Work instruction:
Without any pictures, output the records exactly as they are.

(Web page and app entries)
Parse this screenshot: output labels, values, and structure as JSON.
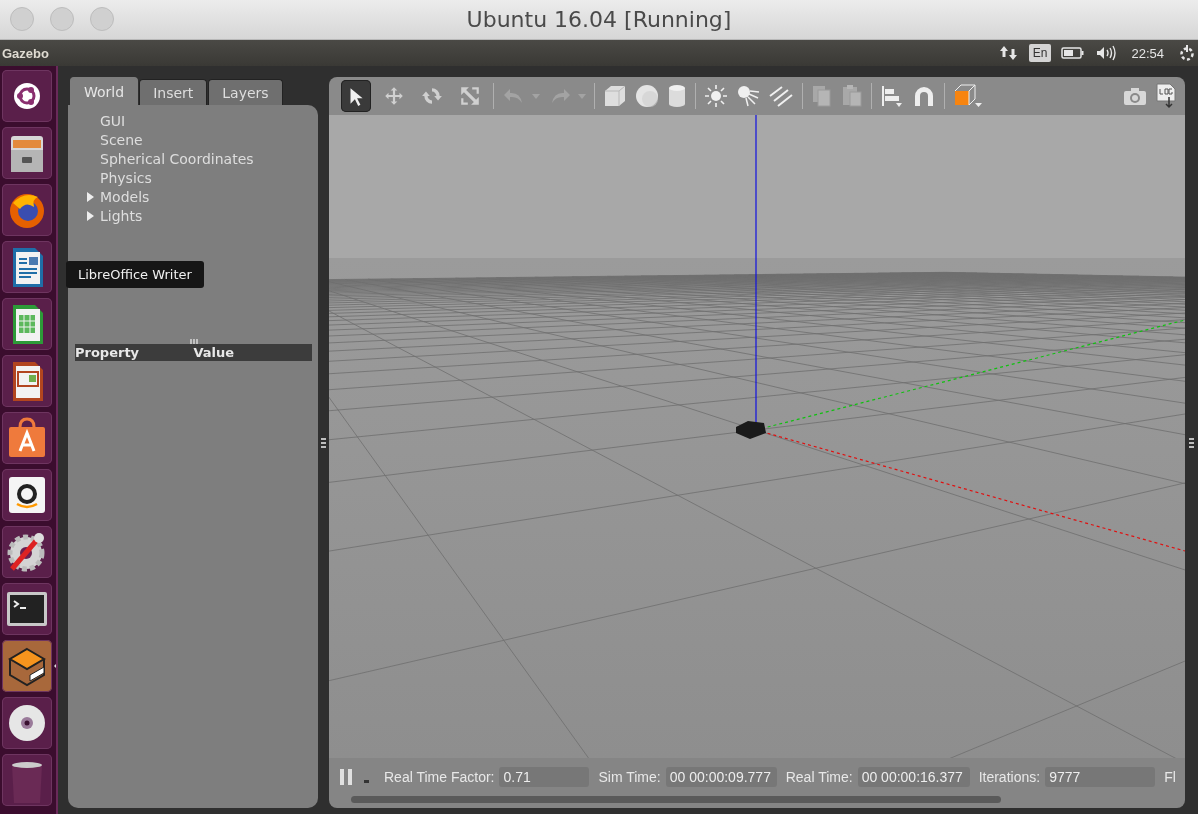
{
  "window": {
    "title": "Ubuntu 16.04 [Running]"
  },
  "top_panel": {
    "app_name": "Gazebo",
    "keyboard": "En",
    "clock": "22:54"
  },
  "launcher": {
    "items": [
      {
        "kind": "ubuntu",
        "running": false
      },
      {
        "kind": "files",
        "running": false
      },
      {
        "kind": "firefox",
        "running": false
      },
      {
        "kind": "writer",
        "running": false
      },
      {
        "kind": "calc",
        "running": false
      },
      {
        "kind": "impress",
        "running": false
      },
      {
        "kind": "store",
        "running": false
      },
      {
        "kind": "amazon",
        "running": false
      },
      {
        "kind": "settings",
        "running": false
      },
      {
        "kind": "terminal",
        "running": false
      },
      {
        "kind": "gazebo",
        "running": true
      },
      {
        "kind": "disc",
        "running": false
      },
      {
        "kind": "trash",
        "running": false
      }
    ],
    "tooltip": "LibreOffice Writer"
  },
  "tabs": [
    {
      "label": "World",
      "selected": true
    },
    {
      "label": "Insert",
      "selected": false
    },
    {
      "label": "Layers",
      "selected": false
    }
  ],
  "tree": [
    {
      "label": "GUI",
      "kind": "leaf"
    },
    {
      "label": "Scene",
      "kind": "leaf"
    },
    {
      "label": "Spherical Coordinates",
      "kind": "leaf"
    },
    {
      "label": "Physics",
      "kind": "leaf"
    },
    {
      "label": "Models",
      "kind": "group"
    },
    {
      "label": "Lights",
      "kind": "group"
    }
  ],
  "property_table": {
    "columns": [
      "Property",
      "Value"
    ]
  },
  "toolbar": {
    "tools": [
      {
        "kind": "select",
        "selected": true
      },
      {
        "kind": "translate",
        "selected": false
      },
      {
        "kind": "rotate",
        "selected": false
      },
      {
        "kind": "scale",
        "selected": false
      }
    ]
  },
  "status_bar": {
    "stats": [
      {
        "label": "Real Time Factor:",
        "value": "0.71"
      },
      {
        "label": "Sim Time:",
        "value": "00 00:00:09.777"
      },
      {
        "label": "Real Time:",
        "value": "00 00:00:16.377"
      },
      {
        "label": "Iterations:",
        "value": "9777"
      }
    ],
    "cut_label": "Fl"
  }
}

Task answer:
Parse this screenshot: output labels, values, and structure as JSON.
{
  "window": {
    "title": "Ubuntu 16.04 [Running]"
  },
  "top_panel": {
    "app_name": "Gazebo",
    "keyboard": "En",
    "clock": "22:54"
  },
  "launcher": {
    "items": [
      {
        "kind": "ubuntu",
        "running": false
      },
      {
        "kind": "files",
        "running": false
      },
      {
        "kind": "firefox",
        "running": false
      },
      {
        "kind": "writer",
        "running": false
      },
      {
        "kind": "calc",
        "running": false
      },
      {
        "kind": "impress",
        "running": false
      },
      {
        "kind": "store",
        "running": false
      },
      {
        "kind": "amazon",
        "running": false
      },
      {
        "kind": "settings",
        "running": false
      },
      {
        "kind": "terminal",
        "running": false
      },
      {
        "kind": "gazebo",
        "running": true
      },
      {
        "kind": "disc",
        "running": false
      },
      {
        "kind": "trash",
        "running": false
      }
    ],
    "tooltip": "LibreOffice Writer"
  },
  "tabs": [
    {
      "label": "World",
      "selected": true
    },
    {
      "label": "Insert",
      "selected": false
    },
    {
      "label": "Layers",
      "selected": false
    }
  ],
  "tree": [
    {
      "label": "GUI",
      "kind": "leaf"
    },
    {
      "label": "Scene",
      "kind": "leaf"
    },
    {
      "label": "Spherical Coordinates",
      "kind": "leaf"
    },
    {
      "label": "Physics",
      "kind": "leaf"
    },
    {
      "label": "Models",
      "kind": "group"
    },
    {
      "label": "Lights",
      "kind": "group"
    }
  ],
  "property_table": {
    "columns": [
      "Property",
      "Value"
    ]
  },
  "toolbar": {
    "tools": [
      {
        "kind": "select",
        "selected": true
      },
      {
        "kind": "translate",
        "selected": false
      },
      {
        "kind": "rotate",
        "selected": false
      },
      {
        "kind": "scale",
        "selected": false
      }
    ]
  },
  "status_bar": {
    "stats": [
      {
        "label": "Real Time Factor:",
        "value": "0.71"
      },
      {
        "label": "Sim Time:",
        "value": "00 00:00:09.777"
      },
      {
        "label": "Real Time:",
        "value": "00 00:00:16.377"
      },
      {
        "label": "Iterations:",
        "value": "9777"
      }
    ],
    "cut_label": "Fl"
  }
}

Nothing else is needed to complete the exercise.